This year, the US Department of Justice and the Securities & Exchange Commission had cases against well-known multinational corporations operating in the region, and continued their emphasis on individual accountability, announcing prosecutive actions against 35 individuals in 2019, including several former Alstom executives for bribery in Indonesia; former Goldman Sachs executives in connection with Malaysian sovereign wealth fund (1MDB); and the former president, CEO, and Chief Legal officer of Cognizant accused of paying bribes in India.

Read more about these important FCPA cases and others from the Asia Pacific region in our Client Advisory.

On January 31, 2020, the US Treasury Department’s Office of Foreign Assets Control (OFAC) lifted sanctions on China-based COSCO Shipping Tanker (Dalian) Co., Ltd. (COSCO Dalian), five affiliates, and one individual who were named as Specially Designated Nationals (SDNs) in September 2019 for knowingly engaging in a significant transaction for the transport of oil from Iran. Despite last week’s reprieve, another COSCO subsidiary, COSCO Shipping Tanker (Dalian) Seaman and Ship Management Co., Ltd., as well as several affiliates and their executives, remain on the SDN List.

The September 2019 designations disrupted parts of the global shipping market, leading to a significant increase in some rates. OFAC’s announcement came several days before the scheduled expiration on February 4, 2020 of a general license authorizing US persons to engage in transactions for the maintenance or winding down of certain transactions with COSCO Dalian.

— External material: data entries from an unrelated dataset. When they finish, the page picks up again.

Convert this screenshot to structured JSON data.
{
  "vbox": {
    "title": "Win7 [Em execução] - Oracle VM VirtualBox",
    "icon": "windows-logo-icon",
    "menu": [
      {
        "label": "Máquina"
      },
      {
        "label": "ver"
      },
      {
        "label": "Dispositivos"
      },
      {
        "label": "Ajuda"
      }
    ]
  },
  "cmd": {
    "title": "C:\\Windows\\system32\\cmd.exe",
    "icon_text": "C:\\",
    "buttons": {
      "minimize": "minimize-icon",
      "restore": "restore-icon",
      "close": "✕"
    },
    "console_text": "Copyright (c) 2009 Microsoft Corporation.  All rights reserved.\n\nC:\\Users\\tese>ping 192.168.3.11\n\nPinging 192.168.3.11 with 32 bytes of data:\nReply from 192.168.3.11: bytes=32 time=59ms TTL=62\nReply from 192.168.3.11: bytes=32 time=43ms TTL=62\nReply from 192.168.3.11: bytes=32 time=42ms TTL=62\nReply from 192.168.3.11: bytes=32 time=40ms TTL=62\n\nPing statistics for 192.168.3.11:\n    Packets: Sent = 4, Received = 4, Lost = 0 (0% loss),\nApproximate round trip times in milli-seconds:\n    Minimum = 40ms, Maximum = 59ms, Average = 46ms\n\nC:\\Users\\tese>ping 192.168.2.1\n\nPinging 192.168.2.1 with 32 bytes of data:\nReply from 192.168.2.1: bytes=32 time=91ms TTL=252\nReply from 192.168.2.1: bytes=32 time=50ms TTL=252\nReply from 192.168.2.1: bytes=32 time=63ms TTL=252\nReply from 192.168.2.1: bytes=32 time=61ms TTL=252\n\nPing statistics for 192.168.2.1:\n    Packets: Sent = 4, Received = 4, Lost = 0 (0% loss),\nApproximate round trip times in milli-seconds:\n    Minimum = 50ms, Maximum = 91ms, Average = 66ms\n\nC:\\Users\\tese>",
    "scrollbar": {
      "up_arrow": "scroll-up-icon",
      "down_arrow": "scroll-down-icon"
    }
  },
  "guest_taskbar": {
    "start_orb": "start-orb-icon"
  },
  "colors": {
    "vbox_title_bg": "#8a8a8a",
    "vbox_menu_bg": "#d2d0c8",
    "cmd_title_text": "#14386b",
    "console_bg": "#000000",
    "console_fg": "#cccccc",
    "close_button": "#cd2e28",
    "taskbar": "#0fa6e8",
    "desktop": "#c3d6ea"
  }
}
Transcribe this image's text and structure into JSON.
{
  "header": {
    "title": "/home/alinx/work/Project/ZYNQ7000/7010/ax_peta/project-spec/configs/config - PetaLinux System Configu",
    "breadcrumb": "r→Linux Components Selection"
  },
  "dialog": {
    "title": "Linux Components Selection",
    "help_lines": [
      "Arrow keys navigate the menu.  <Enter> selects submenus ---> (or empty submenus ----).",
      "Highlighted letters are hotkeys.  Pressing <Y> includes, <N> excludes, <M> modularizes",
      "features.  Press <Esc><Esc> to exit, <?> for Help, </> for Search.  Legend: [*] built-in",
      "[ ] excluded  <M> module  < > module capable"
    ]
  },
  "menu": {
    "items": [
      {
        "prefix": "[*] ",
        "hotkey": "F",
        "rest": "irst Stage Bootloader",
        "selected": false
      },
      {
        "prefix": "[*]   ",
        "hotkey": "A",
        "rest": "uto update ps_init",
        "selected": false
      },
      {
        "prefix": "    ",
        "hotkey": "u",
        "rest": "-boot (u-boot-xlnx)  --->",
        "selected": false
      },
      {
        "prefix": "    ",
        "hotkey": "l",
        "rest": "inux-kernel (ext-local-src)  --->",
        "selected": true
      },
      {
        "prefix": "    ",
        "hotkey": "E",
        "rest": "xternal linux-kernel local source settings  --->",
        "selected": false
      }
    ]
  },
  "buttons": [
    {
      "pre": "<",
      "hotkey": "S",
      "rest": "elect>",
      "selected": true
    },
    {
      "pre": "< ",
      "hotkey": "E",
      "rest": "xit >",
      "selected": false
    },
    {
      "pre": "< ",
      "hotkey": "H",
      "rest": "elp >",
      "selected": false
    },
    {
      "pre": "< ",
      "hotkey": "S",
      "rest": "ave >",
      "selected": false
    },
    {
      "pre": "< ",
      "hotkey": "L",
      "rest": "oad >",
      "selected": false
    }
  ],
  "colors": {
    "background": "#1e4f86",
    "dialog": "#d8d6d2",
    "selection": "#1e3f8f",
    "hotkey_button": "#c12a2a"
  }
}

Continue Reading OFAC Removes Secondary Sanctions on COSCO Division Targeted for Iran Oil Imports